In 1946 Viola was a prominent business woman from Halifax and was passing through New Glasgow, Nova Scotia when her car broke down. She was informed that her car would be repaired the next day, so she booked a hotel room and decided to enjoy a movie.
Viola bought her ticket at the Roseland Theatre and took her seat. She was promptly told she was in the ‘whites only’ section and needed to move. Viola refused. She was then aggressively removed from the theatre, and was forced to spend the night in jail.
Viola Desmond's experience became one of the earliest high-profile cases of racial discrimination in Canada and, by fighting the charge, she triggered the civil rights movement in Canada. After the trials in Halifax, Viola closed her business, moved to Montreal and then to New York, where she died at the age of 50.

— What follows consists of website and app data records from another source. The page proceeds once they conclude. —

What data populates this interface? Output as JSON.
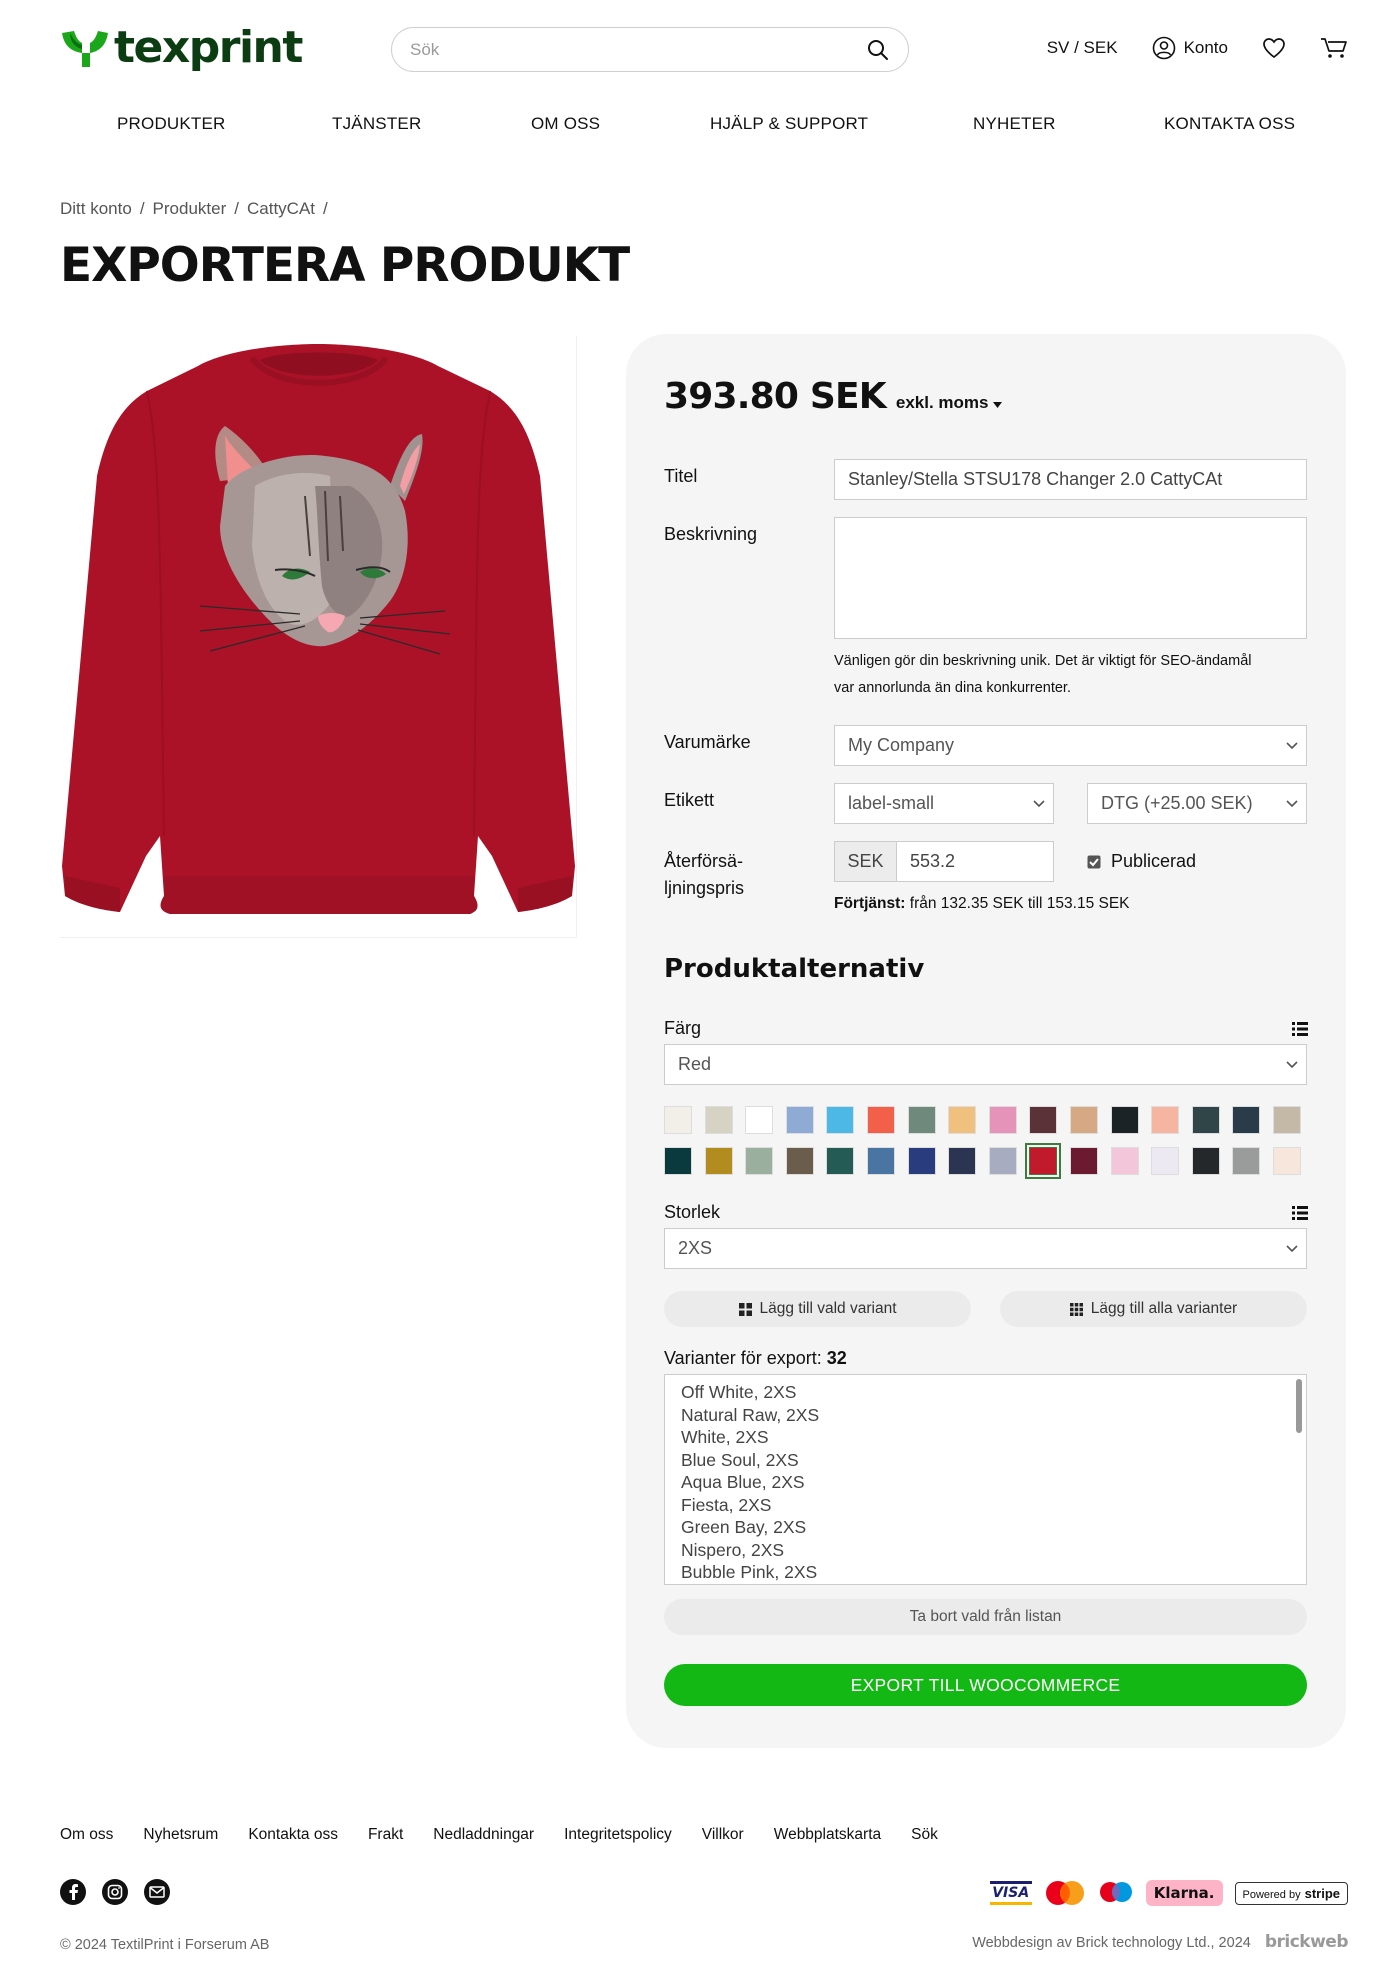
{
  "header": {
    "logo_text": "texprint",
    "search_placeholder": "Sök",
    "locale": "SV / SEK",
    "account_label": "Konto"
  },
  "nav": {
    "items": [
      {
        "label": "PRODUKTER"
      },
      {
        "label": "TJÄNSTER"
      },
      {
        "label": "OM OSS"
      },
      {
        "label": "HJÄLP & SUPPORT"
      },
      {
        "label": "NYHETER"
      },
      {
        "label": "KONTAKTA OSS"
      }
    ]
  },
  "breadcrumb": [
    "Ditt konto",
    "Produkter",
    "CattyCAt"
  ],
  "page_title": "EXPORTERA PRODUKT",
  "product": {
    "image_color": "#ab1228",
    "price": "393.80 SEK",
    "tax_label": "exkl. moms"
  },
  "form": {
    "title_label": "Titel",
    "title_value": "Stanley/Stella STSU178 Changer 2.0 CattyCAt",
    "description_label": "Beskrivning",
    "description_value": "",
    "description_hint_1": "Vänligen gör din beskrivning unik. Det är viktigt för SEO-ändamål",
    "description_hint_2": "var annorlunda än dina konkurrenter.",
    "brand_label": "Varumärke",
    "brand_value": "My Company",
    "label_label": "Etikett",
    "label_value": "label-small",
    "print_value": "DTG (+25.00 SEK)",
    "price_label_1": "Återförsä-",
    "price_label_2": "ljningspris",
    "currency": "SEK",
    "resale_price": "553.2",
    "published_label": "Publicerad",
    "published": true,
    "profit_label": "Förtjänst:",
    "profit_text": "från 132.35 SEK till 153.15 SEK"
  },
  "options": {
    "section_title": "Produktalternativ",
    "color_label": "Färg",
    "color_value": "Red",
    "swatches_row1": [
      "#f1efe8",
      "#d6d2c4",
      "#ffffff",
      "#8eabd6",
      "#4db8e6",
      "#f2604a",
      "#6f8a7d",
      "#f0c07f",
      "#e693ba",
      "#5a3237",
      "#d6a884",
      "#1c2326",
      "#f6b5a0",
      "#2f4548",
      "#2a3b49",
      "#c4b8a6"
    ],
    "swatches_row2": [
      "#0a3a3d",
      "#b38c1f",
      "#9aaf9d",
      "#6b5d4c",
      "#245c55",
      "#4a75a3",
      "#293c7e",
      "#2b3552",
      "#a7acc0",
      "#c11a2a",
      "#6b1a30",
      "#f4c6da",
      "#ede9f2",
      "#24282a",
      "#9a9b9b",
      "#f6e6dc"
    ],
    "selected_swatch_index": 9,
    "size_label": "Storlek",
    "size_value": "2XS",
    "add_selected_label": "Lägg till vald variant",
    "add_all_label": "Lägg till alla varianter",
    "variants_label": "Varianter för export:",
    "variants_count": "32",
    "variants": [
      "Off White, 2XS",
      "Natural Raw, 2XS",
      "White, 2XS",
      "Blue Soul, 2XS",
      "Aqua Blue, 2XS",
      "Fiesta, 2XS",
      "Green Bay, 2XS",
      "Nispero, 2XS",
      "Bubble Pink, 2XS"
    ],
    "remove_label": "Ta bort vald från listan",
    "export_label": "EXPORT TILL WOOCOMMERCE"
  },
  "footer": {
    "links": [
      "Om oss",
      "Nyhetsrum",
      "Kontakta oss",
      "Frakt",
      "Nedladdningar",
      "Integritetspolicy",
      "Villkor",
      "Webbplatskarta",
      "Sök"
    ],
    "visa": "VISA",
    "klarna": "Klarna.",
    "stripe_prefix": "Powered by",
    "stripe_brand": "stripe",
    "copyright": "© 2024 TextilPrint i Forserum AB",
    "credit": "Webbdesign av Brick technology Ltd., 2024",
    "credit_logo": "brickweb"
  }
}
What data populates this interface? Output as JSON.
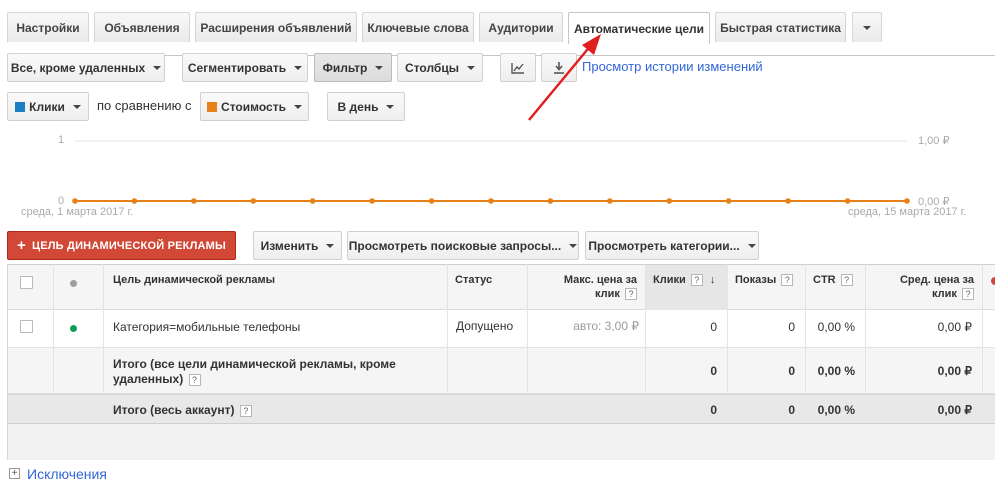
{
  "tabs": [
    {
      "label": "Настройки"
    },
    {
      "label": "Объявления"
    },
    {
      "label": "Расширения объявлений"
    },
    {
      "label": "Ключевые слова"
    },
    {
      "label": "Аудитории"
    },
    {
      "label": "Автоматические цели"
    },
    {
      "label": "Быстрая статистика"
    }
  ],
  "active_tab": "Автоматические цели",
  "toolbar": {
    "filter_status": "Все, кроме удаленных",
    "segment": "Сегментировать",
    "filter": "Фильтр",
    "columns": "Столбцы",
    "history_link": "Просмотр истории изменений"
  },
  "metrics": {
    "metric1": "Клики",
    "compare_text": "по сравнению с",
    "metric2": "Стоимость",
    "period": "В день",
    "metric1_color": "#1c7fc1",
    "metric2_color": "#e8801a"
  },
  "chart_data": {
    "type": "line",
    "x": [
      "среда, 1 марта 2017 г.",
      "",
      "",
      "",
      "",
      "",
      "",
      "",
      "",
      "",
      "",
      "",
      "",
      "",
      "среда, 15 марта 2017 г."
    ],
    "series": [
      {
        "name": "Клики",
        "values": [
          0,
          0,
          0,
          0,
          0,
          0,
          0,
          0,
          0,
          0,
          0,
          0,
          0,
          0,
          0
        ]
      },
      {
        "name": "Стоимость",
        "values": [
          0,
          0,
          0,
          0,
          0,
          0,
          0,
          0,
          0,
          0,
          0,
          0,
          0,
          0,
          0
        ]
      }
    ],
    "left_axis": {
      "top": "1",
      "bottom": "0"
    },
    "right_axis": {
      "top": "1,00 ₽",
      "bottom": "0,00 ₽"
    },
    "date_start": "среда, 1 марта 2017 г.",
    "date_end": "среда, 15 марта 2017 г.",
    "ylim": [
      0,
      1
    ],
    "grid": true
  },
  "actions": {
    "add_target": "ЦЕЛЬ ДИНАМИЧЕСКОЙ РЕКЛАМЫ",
    "edit": "Изменить",
    "search_queries": "Просмотреть поисковые запросы...",
    "categories": "Просмотреть категории..."
  },
  "table": {
    "headers": {
      "target": "Цель динамической рекламы",
      "status": "Статус",
      "max_cpc_line1": "Макс. цена за",
      "max_cpc_line2": "клик",
      "clicks": "Клики",
      "impressions": "Показы",
      "ctr": "CTR",
      "avg_cpc_line1": "Сред. цена за",
      "avg_cpc_line2": "клик",
      "help": "?"
    },
    "row": {
      "target": "Категория=мобильные телефоны",
      "status": "Допущено",
      "max_cpc": "авто: 3,00 ₽",
      "clicks": "0",
      "impressions": "0",
      "ctr": "0,00 %",
      "avg_cpc": "0,00 ₽",
      "status_color": "#0f9d58"
    },
    "total_filtered": {
      "label_line1": "Итого (все цели динамической рекламы, кроме",
      "label_line2": "удаленных)",
      "clicks": "0",
      "impressions": "0",
      "ctr": "0,00 %",
      "avg_cpc": "0,00 ₽"
    },
    "total_account": {
      "label": "Итого (весь аккаунт)",
      "clicks": "0",
      "impressions": "0",
      "ctr": "0,00 %",
      "avg_cpc": "0,00 ₽"
    }
  },
  "exclusions": {
    "label": "Исключения"
  }
}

Her sacrifice did not go unnoticed. In 2010 Viola Desmond was pardoned by the Government of Canada, and was granted an apology from the Government of Nova Scotia. Recently being given the honour of the first non-Royal woman to appear on a banknote in Canada, we will see her face grace the $10 bill in 2018.